So I’m about 233 miles into the 600+ mile part of an epic family road trip. One or the other of my kids is interrupting me approximately every five words or so. Good times. The kids are taking a break from video games and drawing at the moment, which at least makes me feel a little better that they aren’t 100 percent rotting their brains.

It’s interesting; this is the most paperless road trip we’ve been on, what with the advent of the iPhone and the fact that this car has a navigation system. I’m not drowning in MapQuest maps and road trip bingo pages. There are apps for it all now.

I just did my driving stint, so the hubby has taken over. Only down side to the car blog is that my blog notes are in the back of the car. So no ACVIM notebook info today, just my brain. Since I’m on vacation I don’t want to write about anything sad either. Be prepared though, because something horrible happened involving a colossal vet screw up (thankfully not anyone in my group) that I will blog about another day.

Today’s story involves a case I saw a few months ago. I had a week where every case I saw was totally straight-forward and easy to figure out. All the animals I saw had ailments that were text book perfect cases. It was a good week.

Sometime midweek, one of my good, long-time clients called and spoke to my receptionist about the fact that her cat bit her during a seizure.

Seizures in cats are pretty rare. Sometimes they seizure as a result of metabolic things like kidney failure, or from viral things, like FIP. Off the top of my head, I can’t think of ever having seen a good old fashioned epileptic cat. I know they exist; I’ve just not met one. If it’s an older seizuring cat, I can’t help but think brain tumor.

This cat was 13, so I figured it was going to be bad.  So much for my easy case streak.

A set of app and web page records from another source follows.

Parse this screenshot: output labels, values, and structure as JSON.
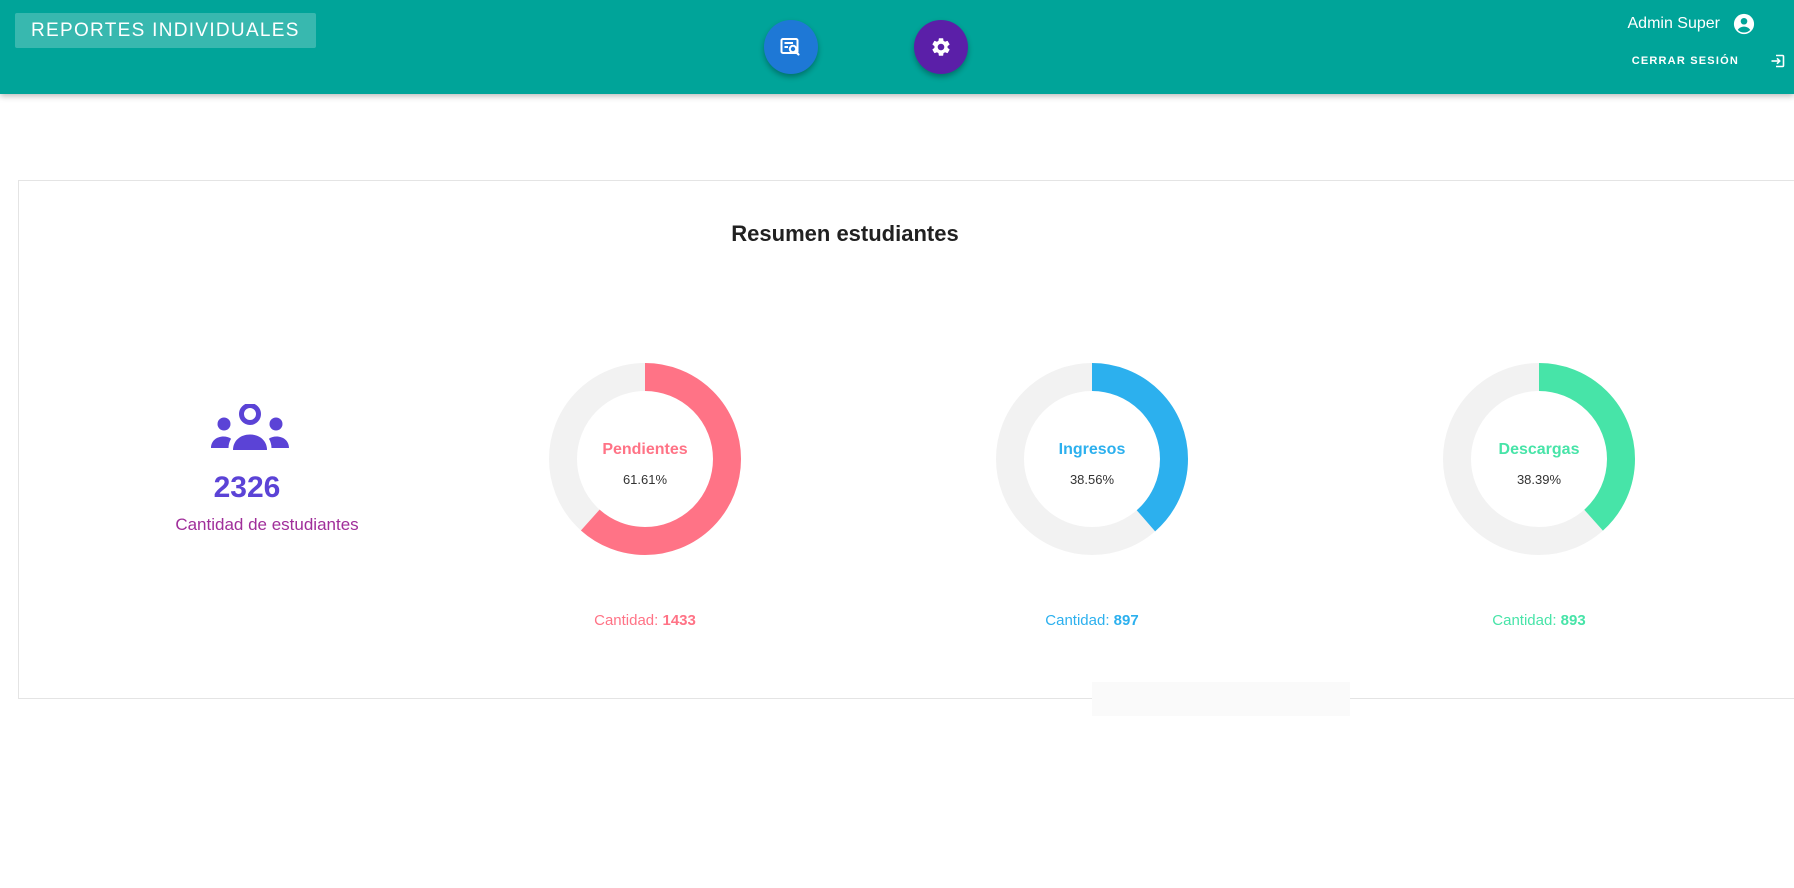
{
  "header": {
    "title": "REPORTES INDIVIDUALES",
    "user_name": "Admin Super",
    "logout_label": "CERRAR SESIÓN",
    "color": "#00a499"
  },
  "actions": [
    {
      "name": "report-search-button",
      "icon": "report-search-icon",
      "color": "#1e78d6"
    },
    {
      "name": "settings-button",
      "icon": "gear-icon",
      "color": "#5b1fa8"
    }
  ],
  "summary": {
    "title": "Resumen estudiantes",
    "students": {
      "count": "2326",
      "label": "Cantidad de estudiantes",
      "icon": "users-group-icon"
    }
  },
  "chart_data": [
    {
      "type": "pie",
      "label": "Pendientes",
      "percent": 61.61,
      "percent_text": "61.61%",
      "qty_label": "Cantidad:",
      "qty_value": "1433",
      "color": "#ff7386"
    },
    {
      "type": "pie",
      "label": "Ingresos",
      "percent": 38.56,
      "percent_text": "38.56%",
      "qty_label": "Cantidad:",
      "qty_value": "897",
      "color": "#2cb0ee"
    },
    {
      "type": "pie",
      "label": "Descargas",
      "percent": 38.39,
      "percent_text": "38.39%",
      "qty_label": "Cantidad:",
      "qty_value": "893",
      "color": "#47e4a8"
    }
  ]
}
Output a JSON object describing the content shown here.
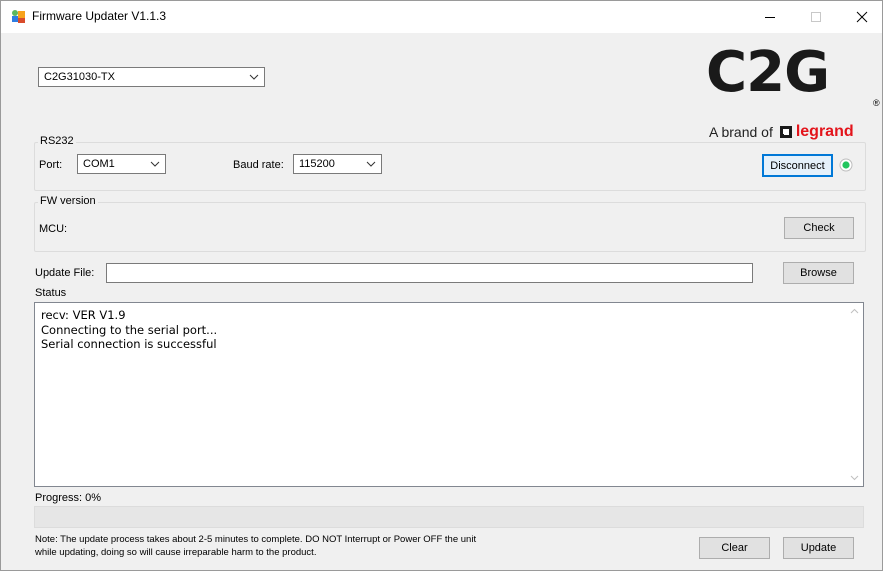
{
  "window": {
    "title": "Firmware Updater V1.1.3"
  },
  "device_select": {
    "value": "C2G31030-TX"
  },
  "logo": {
    "text": "C2G",
    "registered": "®",
    "brand_prefix": "A brand of",
    "brand_name": "legrand"
  },
  "rs232": {
    "group_label": "RS232",
    "port_label": "Port:",
    "port_value": "COM1",
    "baud_label": "Baud rate:",
    "baud_value": "115200",
    "disconnect_label": "Disconnect",
    "connection_status": "connected",
    "indicator_color": "#22c55e"
  },
  "fw_version": {
    "group_label": "FW version",
    "mcu_label": "MCU:",
    "mcu_value": "",
    "check_label": "Check"
  },
  "update_file": {
    "label": "Update File:",
    "value": "",
    "browse_label": "Browse"
  },
  "status": {
    "label": "Status",
    "lines": [
      "recv: VER V1.9",
      "Connecting to the serial port...",
      "Serial connection is successful"
    ]
  },
  "progress": {
    "label": "Progress: 0%",
    "percent": 0
  },
  "footer": {
    "note_line1": "Note: The update process takes about 2-5 minutes to complete. DO NOT Interrupt or Power OFF the unit",
    "note_line2": "while updating, doing so will cause irreparable harm to the product.",
    "clear_label": "Clear",
    "update_label": "Update"
  },
  "colors": {
    "accent": "#0078d7",
    "legrand_red": "#e3141b"
  }
}
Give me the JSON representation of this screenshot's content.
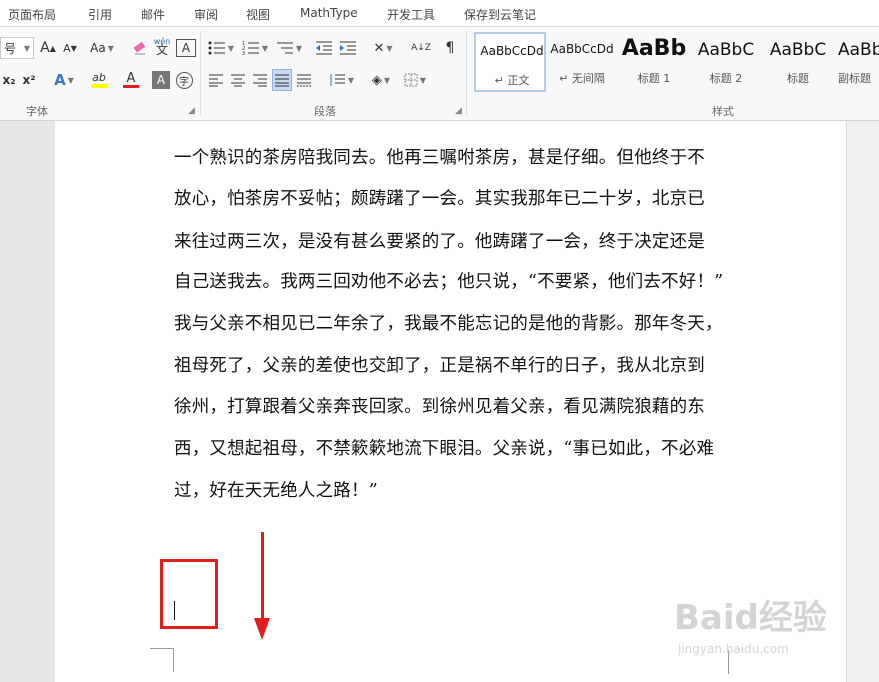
{
  "menubar": {
    "tabs": [
      "页面布局",
      "引用",
      "邮件",
      "审阅",
      "视图",
      "MathType",
      "开发工具",
      "保存到云笔记"
    ]
  },
  "ribbon": {
    "font_group": {
      "label": "字体",
      "font_size_value": "号",
      "grow_font": "A",
      "shrink_font": "A",
      "change_case": "Aa",
      "clear_format_icon": "eraser-icon",
      "phonetic_guide": "wén",
      "char_border": "A",
      "subscript": "x₂",
      "superscript": "x²",
      "text_effect": "A",
      "highlight": "ab",
      "font_color": "A",
      "char_shading": "A",
      "enclose_char": "字",
      "highlight_color": "#ffff00",
      "font_color_value": "#e11d1d"
    },
    "paragraph_group": {
      "label": "段落",
      "sort_label": "A↓Z"
    },
    "styles_group": {
      "label": "样式",
      "styles": [
        {
          "sample": "AaBbCcDd",
          "name": "↵ 正文",
          "selected": true
        },
        {
          "sample": "AaBbCcDd",
          "name": "↵ 无间隔",
          "selected": false
        },
        {
          "sample": "AaBb",
          "name": "标题 1",
          "selected": false
        },
        {
          "sample": "AaBbC",
          "name": "标题 2",
          "selected": false
        },
        {
          "sample": "AaBbC",
          "name": "标题",
          "selected": false
        },
        {
          "sample": "AaBb",
          "name": "副标题",
          "selected": false
        }
      ]
    }
  },
  "document": {
    "lines": [
      "一个熟识的茶房陪我同去。他再三嘱咐茶房，甚是仔细。但他终于不",
      "放心，怕茶房不妥帖；颇踌躇了一会。其实我那年已二十岁，北京已",
      "来往过两三次，是没有甚么要紧的了。他踌躇了一会，终于决定还是",
      "自己送我去。我两三回劝他不必去；他只说，“不要紧，他们去不好！”",
      "我与父亲不相见已二年余了，我最不能忘记的是他的背影。那年冬天，",
      "祖母死了，父亲的差使也交卸了，正是祸不单行的日子，我从北京到",
      "徐州，打算跟着父亲奔丧回家。到徐州见着父亲，看见满院狼藉的东",
      "西，又想起祖母，不禁簌簌地流下眼泪。父亲说，“事已如此，不必难",
      "过，好在天无绝人之路！”"
    ]
  },
  "annotations": {
    "box_color": "#e11d1d",
    "arrow_color": "#e11d1d"
  },
  "watermark": {
    "text": "Baid经验",
    "sub": "jingyan.baidu.com"
  }
}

I’ve known this particular client (I’ll call her Mrs. Smith for this story) for about 11 years. She used to come in with her husband, a super nice guy. I watched him deteriorate for years in the grip of Alzheimer’s. He came in with her for every visit. They loved their cats.

One day he didn’t come, he had passed away. She took care of him 'til the bitter end.

Mrs. Smith and I have been through a lot of cats. I think we have a good rapport with regard to her pet care philosophies and financial limitations.

She doesn’t have a lot of money to spend, but will spend it if it can provide long term benefits and good quality of life. If the prognosis is poor or hazy then we have to talk euthanasia. She loved her cats but she was practical and her budget had been deteriorating steadily over the years.

She had tears in her eyes and I had a knot in my stomach when she brought in her fluffy domestic longhair cat "Bandit." Bandit had been having at least one or two seizure episodes a day. She would stiffen up, arch her back and kind of "shiver."

I gave her the run through of possible causes and proceeded to examine the cat, not expecting to find much. However, when I was doing the pre-exam, "hello, nice to see you" scratch, I felt a familiar grainy sensation. I had black stuff under my nails (i.e., flea "dirt," poop, digested blood — for the non-flea initiated).

Upon closer inspection, the cat was loaded with fleas. My heart leapt with joy!

I’ve seen this one other time, some cats are so sensitive to flea bites that they go absolutely nuts, exhibiting behavior that looks very seizure like.

I believe it is classified under the umbrella term Feline Hyperesthesia Syndrome. Fleas are often the trigger, sometimes not. Some cats attack and mutilate their tails as part of the syndrome. Others ripple their back muscles in this weird psychotic way and run around screaming like banshees.

Bottom line is, in this case at least, I was able to cure the cat for the cost of a couple of tubes of topical flea killer.

It’s rarely ever that easy, but boy is it nice when it is.

Dr. Vivian Cardoso-Carroll

Pic of the day: (untitled) Alex by macwagen

seizures in cats, cat with heart problem